Source: Author’s analysis of data from the National Income and Product Accounts (NIPA) of the Bureau of Economic Analysis (BEA), tables 1.1.6 and 2.1.
This slow growth clearly delayed economic recovery for U.S. workers by years. If one takes the trajectory of spending that characterized the 1980s and assumes this had been replicated after the 2009 recovery began, state and local spending would have been $800 billion higher by the first quarter of 2013. At that point in the recovery, unemployment was still at 8%?and the Federal Reserve was years away from thinking about raising interest rates.
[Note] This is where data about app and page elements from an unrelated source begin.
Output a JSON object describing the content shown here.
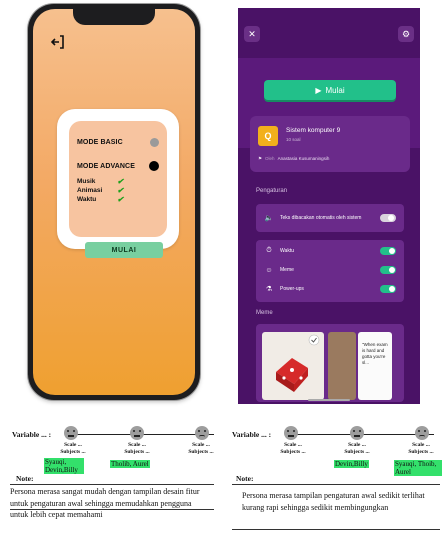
{
  "left_phone": {
    "mode_basic": "MODE BASIC",
    "mode_advance": "MODE ADVANCE",
    "features": [
      "Musik",
      "Animasi",
      "Waktu"
    ],
    "check_glyph": "✔",
    "start_label": "MULAI",
    "back_icon": "exit-icon"
  },
  "right_app": {
    "mulai_label": "Mulai",
    "quiz_title": "Sistem komputer 9",
    "quiz_count": "10 soal",
    "author_prefix": "Oleh",
    "author_name": "Anastasia Kusumaningsih",
    "quiz_initial": "Q",
    "section_settings": "Pengaturan",
    "tts_label": "Teks dibacakan otomatis oleh sistem",
    "options": [
      {
        "label": "Waktu",
        "icon": "timer-icon",
        "on": true
      },
      {
        "label": "Meme",
        "icon": "meme-icon",
        "on": true
      },
      {
        "label": "Power-ups",
        "icon": "powerup-icon",
        "on": true
      }
    ],
    "section_meme": "Meme",
    "meme_text": "\"When exam is hard and gotta you're sl..."
  },
  "variable_left": {
    "label": "Variable ... :",
    "caption_scale": "Scale ...",
    "caption_subjects": "Subjects ...",
    "tags": [
      "Syauqi, Devin,Billy",
      "Tholib, Aurel"
    ],
    "note_label": "Note:",
    "note_text": "Persona merasa sangat mudah dengan tampilan desain fitur untuk pengaturan awal sehingga memudahkan pengguna untuk lebih cepat memahami"
  },
  "variable_right": {
    "label": "Variable ... :",
    "caption_scale": "Scale ...",
    "caption_subjects": "Subjects ...",
    "tags": [
      "Devin,Billy",
      "Syauqi, Thoib, Aurel"
    ],
    "note_label": "Note:",
    "note_text": "Persona merasa tampilan pengaturan awal sedikit terlihat kurang rapi sehingga sedikit membingungkan"
  }
}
This means that this extra spending, if financed by federal aid, would have translated directly into extra economic output and jobs. $800 billion in spending, even with modest multipliers, would have supported roughly 8 million more jobs?in that year, enough to restore the economy to pre-crisis unemployment rates (4.4%) even with higher labor force participation than prevailed in 2013. In short, state and local spending austerity by itself delayed the recovery to pre-Great Recession unemployment rates by probably about 4 years.
Another thing to note on this graph is that besides the recovery from the Great Recession, the next-slowest growth of state and local spending on record is during the recovery following the 2001 recession. This means that the past two recoveries have seen abnormally slow growth of state and local government spending. This in no way supports recent claims that states only need federal aid in the current moment because of their own profligacy. Instead, they need aid because a once-in-a-generation shock has smashed in the economy.
Finally, state and local governments are currently forecast?to be facing revenue shortfalls as large as $1 trillion over the coming years. If no help is forthcoming from the federal government to close these shortfalls, the result will be an economic disaster—one that is not confined to these governments.
Besides the obvious loss of valuable public services, cuts of this size would quickly ripple out from the public sector and destroy private-sector jobs. Filling in these shortfalls and averting these cuts would save or create more than 5 million jobs by the end of 2021, with a majority of these in the private sector. The arithmetic of this is straightforward—$1 trillion of state cuts averted between now and the end of 2021 corresponds to an average annual increase in spending of roughly $570 billion. This corresponds to $740 billion in additional economic activity when taking multiplier effects into account (for multipliers for state and local aid, see Table 1 in this). This represents just under 4% of total national income, and would support (all else equal) about 4% more employment in that year. Based on the severely depressed employment level of April 2020, this would be a bit over 5 million jobs.
These multiplier effects include the reduced spending on private-sector businesses that would result if public-sector workers were laid off, as well as the income-depressing effect of cutting needed safety net programs (Medicaid) or public goods (like public transportation or education). As households have to pay out of pocket for goods formerly provided in part by the public sector, they would have less money to spend on other businesses’ output. In the first two years following the Great Recession, federal aid to states to support Medicaid spending?has been shown to have been possibly the single most effective bit of fiscal support provided over the entire crisis.
In many ways, the economy is currently approaching a knife edge in how recovery will proceed. If the virus relents and effective public health measures are undertaken that allow a phased reopening of business, and if the federal government provides sufficient measures for relief and recovery during this crisis, then recovery could be rapid. Many workers who lost their jobs in recent months are on temporary layoff and could reestablish ties with employers quickly if confidence and demand for output was high. But this confidence and demand will be savaged if policymakers allow state and local governments’ spending to be hamstrung by the crisis. These subnational governments spend about $4 trillion every year in the economy, making them the second-largest source of spending outside of the federal government. If they are forced into crash-cutting, the entire economy will suffer. And this crash-cutting is unnecessary—the federal government has the capacity to transfer resources to these governments to keep this suffering from happening. They need to use it.黄色网站在线看